Proactive Data: Blog
Workstation Email Security- Mindful Precautions
Your workstation email is something you probably typically deal with on a daily basis. Undoubtedly, you get ten, twenty, or more emails on any given day. Some emails you know you need to read and get back to right away. If your boss sends you an email in the middle of the day with “urgent” as the title, you need to read it quickly and see what needs to be done, right?
The simple answer is, yes. However, it is a great habit to get into to first look at the email sitting in your inbox. Does anything about the way it looks appear to be off to you? Just because it has your boss’ name, doesn’t mean it came from them. It is not difficult for hackers to get access to your contacts and to make it appear as though an email as come from someone you know, when it fact it is a virus or other malicious program.
Look Closely at That Email Before You Open It
Try to avoid getting into a rush and simply opening emails blindly. Look at the sender field of the email and ask yourself if an email from this person usually looks like that. Look at the subject and allow yourself to consider if the title makes sense. A lot of hackers are from other other countries and their lack of English skills can be an alarm.
You can reduce the amount of “small” service calls to your IT specialists simply by taking the time to look a little closer at emails before opening them. Open the wrong email and you may be opening a huge can of worms that could take hours or even days to fix. Of course, you don’t have to stress over each email you get in your inbox; just pay closer attention and look for any warnings or something that feels off.
It may be worth making a phone call or a trip down the hall to ask the person if they sent you an email. If you get an email that looks dangerous or if you ask and the person tells you they did not send it to you, make your IT specialist aware so they can takes steps to further secure your email.
Common Sense Goes a Long Way
This should go without saying, but there are a surprising number of people who will fall for these types of emails. Simply put, you didn’t win that contest that you never entered. A very common spam or even malicious email that people get will tell you that you’ve just won this amazing trip. Well, if you never entered a contest, you probably didn’t win.
Contests, prizes, sweepstakes, and similar terms are used a great deal by spammers and hackers in order to attract your attention. Sometimes it is to get you to enter your information into a form, and sometimes it is simply just to get you to open the email.
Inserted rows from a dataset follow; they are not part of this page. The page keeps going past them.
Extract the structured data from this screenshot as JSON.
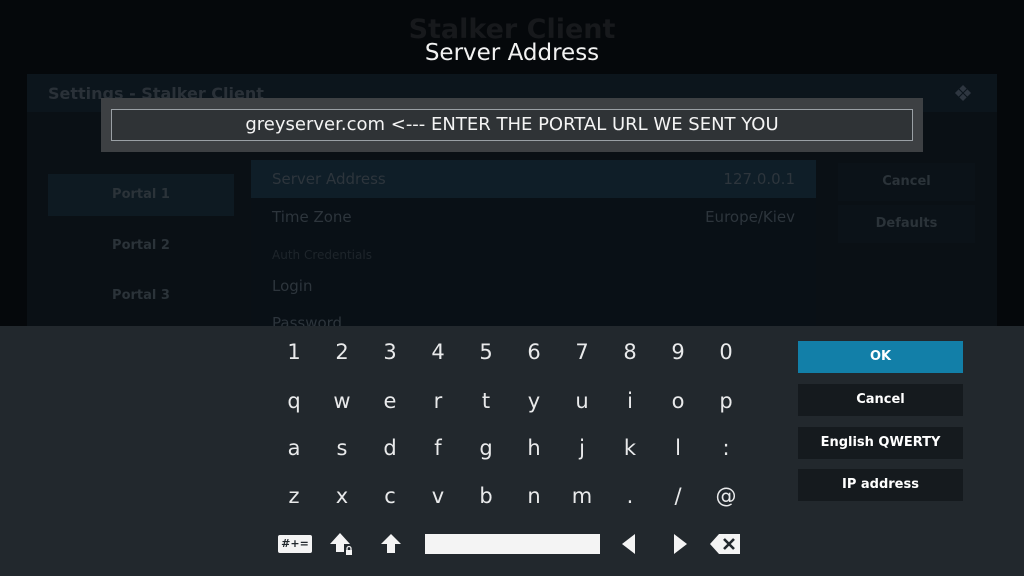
{
  "background": {
    "app_title": "Stalker Client",
    "window_title": "Settings - Stalker Client",
    "portals": [
      "Portal 1",
      "Portal 2",
      "Portal 3"
    ],
    "settings": [
      {
        "label": "Server Address",
        "value": "127.0.0.1"
      },
      {
        "label": "Time Zone",
        "value": "Europe/Kiev"
      }
    ],
    "section_label": "Auth Credentials",
    "login_label": "Login",
    "password_label": "Password",
    "side_buttons": [
      "Cancel",
      "Defaults"
    ]
  },
  "dialog": {
    "title": "Server Address",
    "input_value": "greyserver.com <--- ENTER THE PORTAL URL WE SENT YOU"
  },
  "keyboard": {
    "rows": [
      [
        "1",
        "2",
        "3",
        "4",
        "5",
        "6",
        "7",
        "8",
        "9",
        "0"
      ],
      [
        "q",
        "w",
        "e",
        "r",
        "t",
        "y",
        "u",
        "i",
        "o",
        "p"
      ],
      [
        "a",
        "s",
        "d",
        "f",
        "g",
        "h",
        "j",
        "k",
        "l",
        ":"
      ],
      [
        "z",
        "x",
        "c",
        "v",
        "b",
        "n",
        "m",
        ".",
        "/",
        "@"
      ]
    ],
    "symbols_label": "#+=",
    "buttons": {
      "ok": "OK",
      "cancel": "Cancel",
      "layout": "English QWERTY",
      "ip": "IP address"
    }
  },
  "colors": {
    "accent": "#127fa8",
    "panel": "#22282d"
  }
}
Just use common sense and your best judgment when considering if you should open that email or not. You’re smart; don’t let a busy or hectic day make you do something foolish.